POLLAK: I think it has a synergistic effect which enhances all learning, and I think it helps turn out more peaceful citizens. That is, citizens that are more at peace than they would have been otherwise, as opposed to there being a greater quantity of the peaceful citizens.
REED: There are no brief answers to this question. People who study music learn to appreciate the beauty of sound, the joy of creating and sharing it, and in the process, they reap the rewards of disciplined practice. Music is that other language the cuts across all other sorts of boundaries. Age, nationality, social class, race, ethnicity, political differences – all of the things that tend to separate us as a human family seem to dissolve in the presence of beautiful music. Therefore, we have a responsibility both to learn and to teach that language.
GTR: The Conservatory’s tag line claims that it’s a place to awaken the musician within. Do you believe in that statement and if yes, why?
FIGUEROA: Absolutely!!! Everyone shares in the process of growing. To express that in an artistic and musical way is everyone’s birthright, we must simply find it.
JACKSON: Yes. After a student has gone through the musical aptitude assessment and audition process, we have the opportunity to see first hand the musical growth of that student as they go from: learning instrument parts, notation, terms and symbols-to performing in front of an audience in literally 3 _ months from the onset of their musical training. You see the passion for their art in their actions as well as in their eyes. You notice self-confidence shining through as they display their newly acquired musical skills from their individual lessons and music theory classes.
MAHER: Absolutely! Excellence and personal achievement are stressed and expected in a very loving and nurturing environment. In that type of environment students and faculty feel free to let loose and explore their creativity, and are not afraid to try new things and stretch themselves. The close proximity created by the students and faculty all being together means that each person is inspired by everyone else’s growth. All these factors work together to make it a vibrant and exciting place to be.
POLLAK: Yes. This is especially true of kids who have come to the program that otherwise would likely have had little or no contact with classical music.
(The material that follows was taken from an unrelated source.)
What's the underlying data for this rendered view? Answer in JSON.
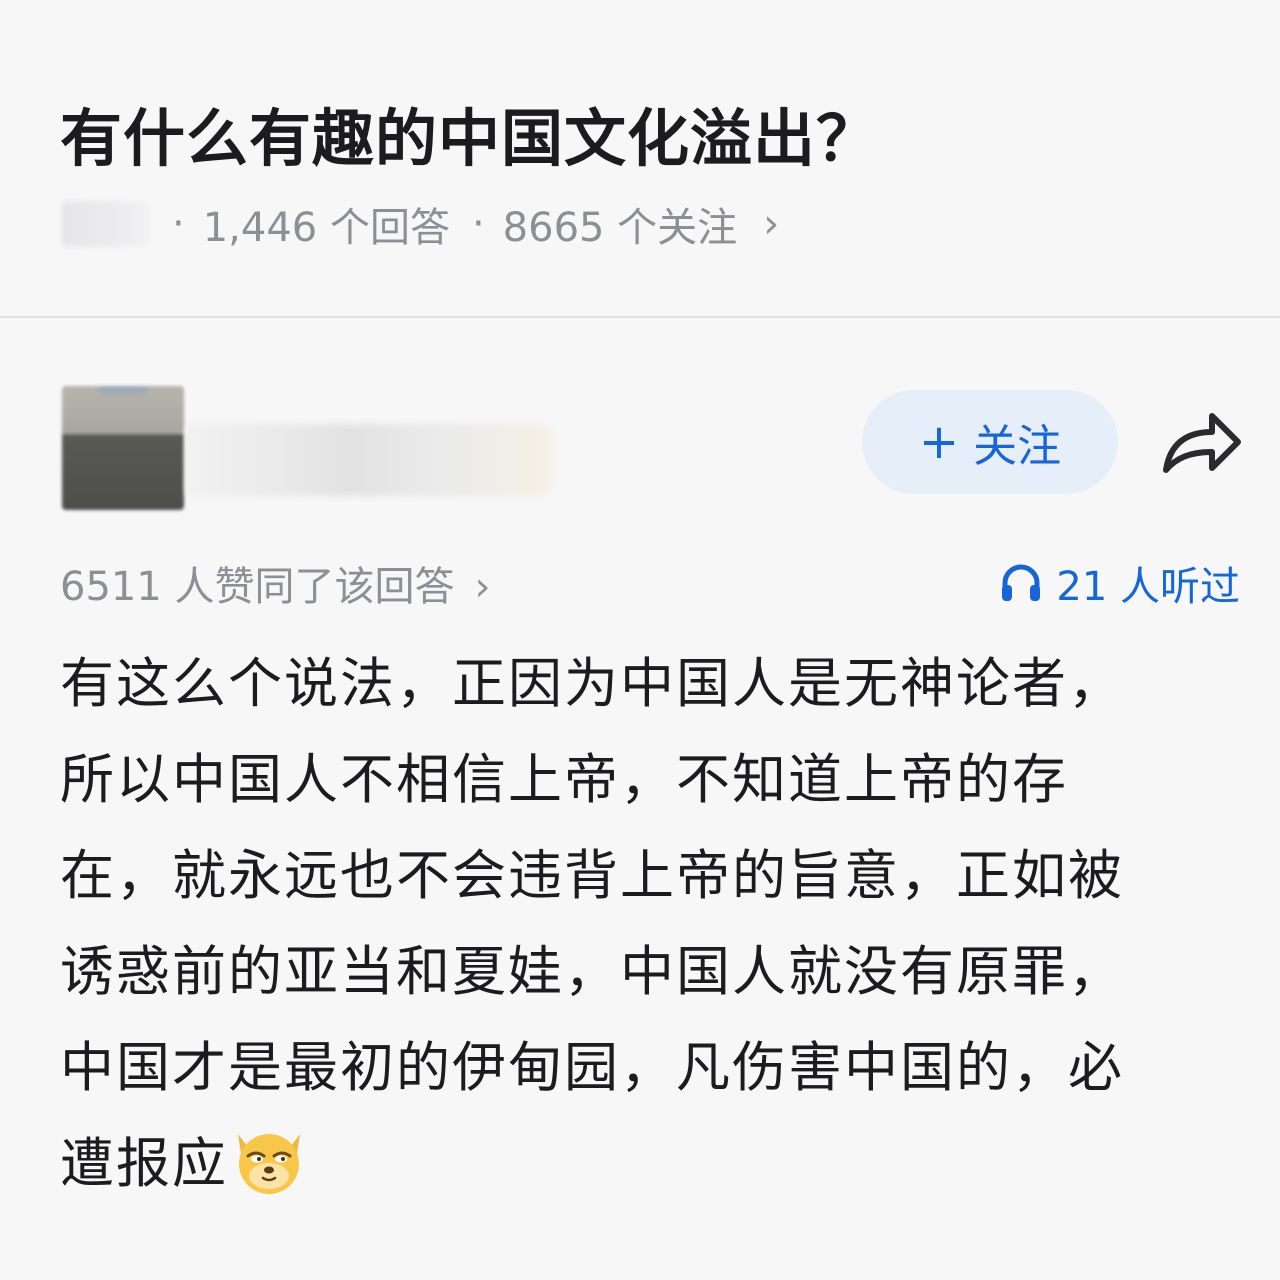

I have seen their desire to do this grow from a casual, “hmm, I guess somebody thinks I might be good at this for some reason”, to a sincere enjoyment and desire to excel.
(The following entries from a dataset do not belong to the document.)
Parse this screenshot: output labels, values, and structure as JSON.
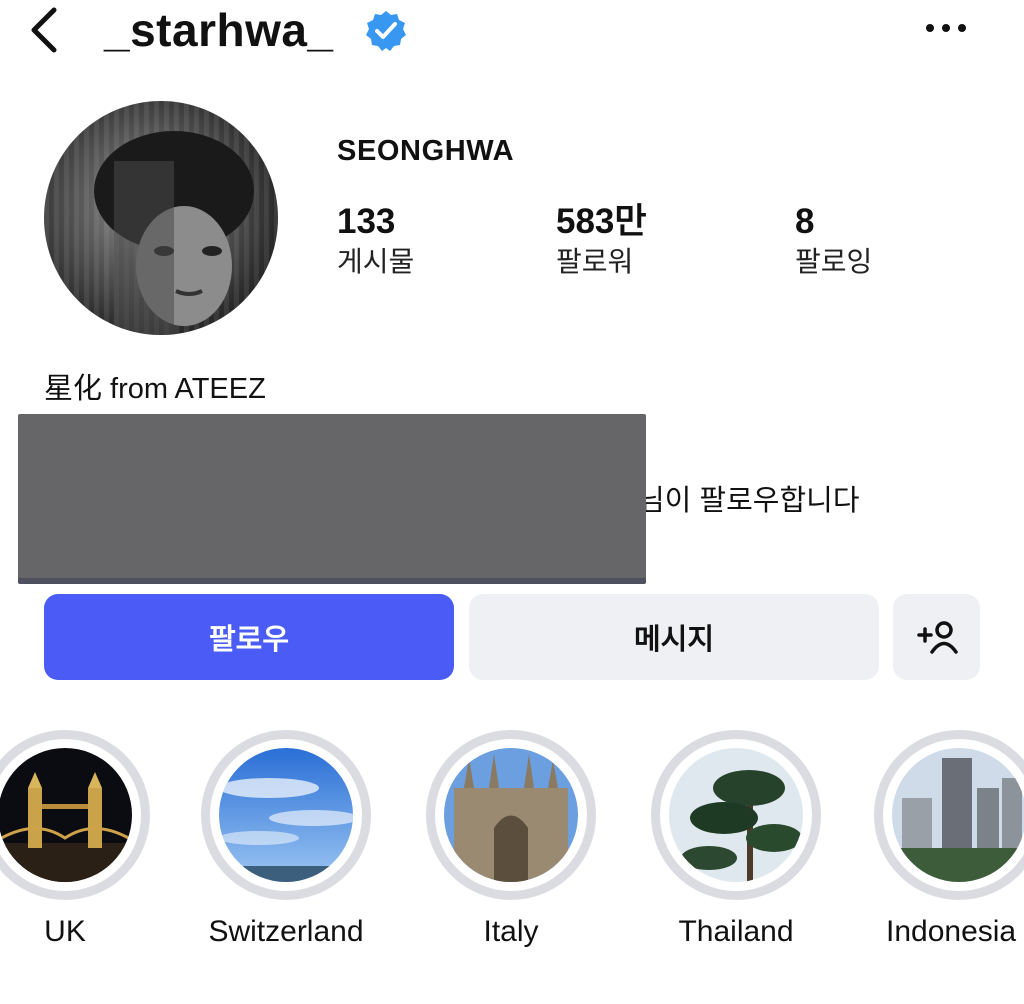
{
  "header": {
    "username": "_starhwa_",
    "verified_icon": "verified-badge-icon",
    "back_icon": "chevron-left-icon",
    "more_icon": "more-horizontal-icon"
  },
  "profile": {
    "display_name": "SEONGHWA",
    "stats": [
      {
        "value": "133",
        "label": "게시물"
      },
      {
        "value": "583만",
        "label": "팔로워"
      },
      {
        "value": "8",
        "label": "팔로잉"
      }
    ],
    "bio": "星化 from ATEEZ",
    "followed_by_suffix": "님이 팔로우합니다"
  },
  "actions": {
    "follow_label": "팔로우",
    "message_label": "메시지",
    "add_user_icon": "add-person-icon"
  },
  "highlights": [
    {
      "label": "UK"
    },
    {
      "label": "Switzerland"
    },
    {
      "label": "Italy"
    },
    {
      "label": "Thailand"
    },
    {
      "label": "Indonesia"
    }
  ],
  "colors": {
    "follow_button": "#4a5cf5",
    "secondary_button": "#eff0f4",
    "verified": "#3897f0",
    "highlight_ring": "#dbdbe2"
  }
}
REED: Absolutely. There are many talented people who go through life without the opportunity to explore, develop, and refine that talent. Barthelmes Conservatory provides these opportunities.
GTR: What do you envision for the Conservatory in the future?
FIGUEROA: With as much support as this program has enjoyed from parents, faculty, and administration thus far, I wouldn’t dare limit it’s potential to my imagination, but maybe something worthy of the history books. A huge state-of-the-art building, concert halls, all ages of talent development, incredible public school outreach programs, the finest thinkers and musicians for the next several generations.
JACKSON: Growth beyond belief!! The word is getting out and people are starting to take “note” (we musicians love that). I envision the Conservatory giving many musicians their wings thus allowing their musical souls to take flight.
MAHER: Our own building with facilities catered to our needs as a Music School and an expansion and growth in every way. I think the future for Barthelmes Conservatory is going to be wonderful and I’m excited to be a part of it.
POLLAK: Having a home of its’ own. The abilities of students rising to a level where recitals, chamber music concerts, and chamber orchestra concerts will be presented to the general public.
REED: I envision continued growth, national acclaim, and graduates who achieve world-class feats in the world of music!
To learn more about Barthelmes Conservatory please visit www.tulsaconservatory.com or call at 918-794-0330.